- A zero sugar carb
Eat them until you’re satisfied: vegetables (fresh or frozen), whole fruit (fresh or frozen), beans/legumes, unsweetened whole grains and cereals or nuts/seeds.
- A power protein
Eggs, fish, Greek yogurt or lean meat (turkey, chicken, lean beef, roast pork)
- A healthy beverage
Water, tea, milk, or even wine in moderation. No fruit juice or soda— ever. Exercise comes fourth, and is optional. During the first 14 days, the rule for packaged food is if it contains any added sugar, toss it. After the first 14 days, you can eat foods that have added sugar, as long as the fiber content outweighs the added sugar content (i.e. grams of fiber are higher than grams of sugar).

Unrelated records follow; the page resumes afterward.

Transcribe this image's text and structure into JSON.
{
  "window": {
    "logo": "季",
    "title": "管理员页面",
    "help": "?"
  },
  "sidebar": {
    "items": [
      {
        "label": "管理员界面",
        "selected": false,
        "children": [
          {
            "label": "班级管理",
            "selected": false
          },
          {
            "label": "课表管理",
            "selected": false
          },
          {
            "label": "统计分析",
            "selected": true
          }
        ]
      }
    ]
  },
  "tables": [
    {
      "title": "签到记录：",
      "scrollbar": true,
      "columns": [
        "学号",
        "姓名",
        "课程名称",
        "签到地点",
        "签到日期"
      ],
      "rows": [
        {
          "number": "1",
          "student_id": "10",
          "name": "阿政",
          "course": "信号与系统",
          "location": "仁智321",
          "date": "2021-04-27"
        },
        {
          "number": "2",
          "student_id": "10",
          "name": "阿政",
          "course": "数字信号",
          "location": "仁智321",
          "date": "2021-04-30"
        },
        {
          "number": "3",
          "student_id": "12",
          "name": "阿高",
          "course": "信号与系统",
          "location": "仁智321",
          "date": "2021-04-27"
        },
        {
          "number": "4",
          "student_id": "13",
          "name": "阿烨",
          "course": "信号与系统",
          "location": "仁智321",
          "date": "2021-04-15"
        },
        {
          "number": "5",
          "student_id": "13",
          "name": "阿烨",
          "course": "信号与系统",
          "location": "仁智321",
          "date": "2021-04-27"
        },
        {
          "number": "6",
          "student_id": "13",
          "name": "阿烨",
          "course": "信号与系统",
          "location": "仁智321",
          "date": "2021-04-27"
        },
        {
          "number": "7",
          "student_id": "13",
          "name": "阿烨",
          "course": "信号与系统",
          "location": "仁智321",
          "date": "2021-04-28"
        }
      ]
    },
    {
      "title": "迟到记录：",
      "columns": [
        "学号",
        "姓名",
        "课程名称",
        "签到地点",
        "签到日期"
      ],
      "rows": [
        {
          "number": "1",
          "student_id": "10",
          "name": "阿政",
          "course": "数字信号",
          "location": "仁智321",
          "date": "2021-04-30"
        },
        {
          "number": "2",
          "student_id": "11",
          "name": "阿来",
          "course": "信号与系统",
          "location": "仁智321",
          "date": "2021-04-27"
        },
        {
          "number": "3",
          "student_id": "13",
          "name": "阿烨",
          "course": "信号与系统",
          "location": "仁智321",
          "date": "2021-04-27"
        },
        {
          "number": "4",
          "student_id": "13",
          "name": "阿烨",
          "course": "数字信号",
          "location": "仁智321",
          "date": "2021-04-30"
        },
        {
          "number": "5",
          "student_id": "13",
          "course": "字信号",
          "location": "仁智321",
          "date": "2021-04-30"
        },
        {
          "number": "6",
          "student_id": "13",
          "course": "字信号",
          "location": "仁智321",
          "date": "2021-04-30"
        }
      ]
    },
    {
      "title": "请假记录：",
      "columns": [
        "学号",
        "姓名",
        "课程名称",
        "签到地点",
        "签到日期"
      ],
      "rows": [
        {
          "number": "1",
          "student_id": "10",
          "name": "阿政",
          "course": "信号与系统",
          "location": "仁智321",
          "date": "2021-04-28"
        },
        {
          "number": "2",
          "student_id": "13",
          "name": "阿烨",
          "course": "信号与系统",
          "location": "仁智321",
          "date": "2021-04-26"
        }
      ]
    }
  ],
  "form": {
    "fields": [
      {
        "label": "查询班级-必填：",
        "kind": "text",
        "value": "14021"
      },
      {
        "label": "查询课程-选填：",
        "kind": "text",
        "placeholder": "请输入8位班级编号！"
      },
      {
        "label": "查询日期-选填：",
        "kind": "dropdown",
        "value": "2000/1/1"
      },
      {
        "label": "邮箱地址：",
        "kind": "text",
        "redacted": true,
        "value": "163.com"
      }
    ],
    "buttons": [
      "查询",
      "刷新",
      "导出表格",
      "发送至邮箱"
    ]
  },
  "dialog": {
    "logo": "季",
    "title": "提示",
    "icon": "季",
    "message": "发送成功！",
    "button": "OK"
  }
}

The Zero Sugar Diet is generally what a well-‐balanced diet should consist of: limited added sugars, lean protein, healthy fats, and foods rich in fiber, such as whole grains, fruits and vegetables. Zinczenko praises fiber as the pillar of a healthy diet and dedicates an entire section to explaining why fiber is absolutely essential to getting (and staying) slim. In “Special Report: Why Fiber is the Perfect Solution, and How to Make It Work for You,” he states that fiber allows us the maximum amount of dietary flexibility without restrictions. The various health attributes of fiber are discussed, for example, eating fiber fills you up and prevents your body from experiencing a sugar rush; fiber feeds the bacteria in your colon triggering the reaction that flips off your appetite switch, and fiber stimulates your satisfaction and sleep hormones. A bit more extreme claim states that fiber prevents fat from forming inside your belly and allows us to eat meat and other fatty fare without increasing our risk of heart attack or stroke. In his in-‐depth explanation of fiber and fiber-‐containing foods, Zinczenko identifies functional fibers that are added to processed foods as a fiber “fibber.” These “frankenfibers,” such as chicory root (as used in Activia, he points out) don’t necessarily provide the same benefits of naturally occurring fiber, such as the cholesterol-‐lowering effect of the fiber found in oat bran. He advises readers to get fiber from natural sources, like whole grains.
As we know, grain foods are naturally rich in fiber, making whole grain foods and products come highly recommended in the Zero Sugar Diet. A plethora of whole grain foods are recommended on the plan and in the recipes and include: Nabisco Triscuits, Kellogg’s All-‐Bran® Bran Buds® Cereal, quinoa, tortillas, bread, cereals, Post Shredded Wheat, GG Bran Crispbread, air-‐popped popcorn, oatmeal, farro, English muffins, flatbreads, whole wheat pasta and bulgur. Zinczenko recommends people eat “good breads,” which he identifies as “100% whole grain” and without added sugar. “Bad breads” and “well meaning but stupid breads” are breads that are disguised as “good breads” bearing claims like “wheat” and “multigrain” but actually contain mostly white flour. Refined carbs, such as white flour and white pasta are “no better than refined sugars” and should be avoided on the diet.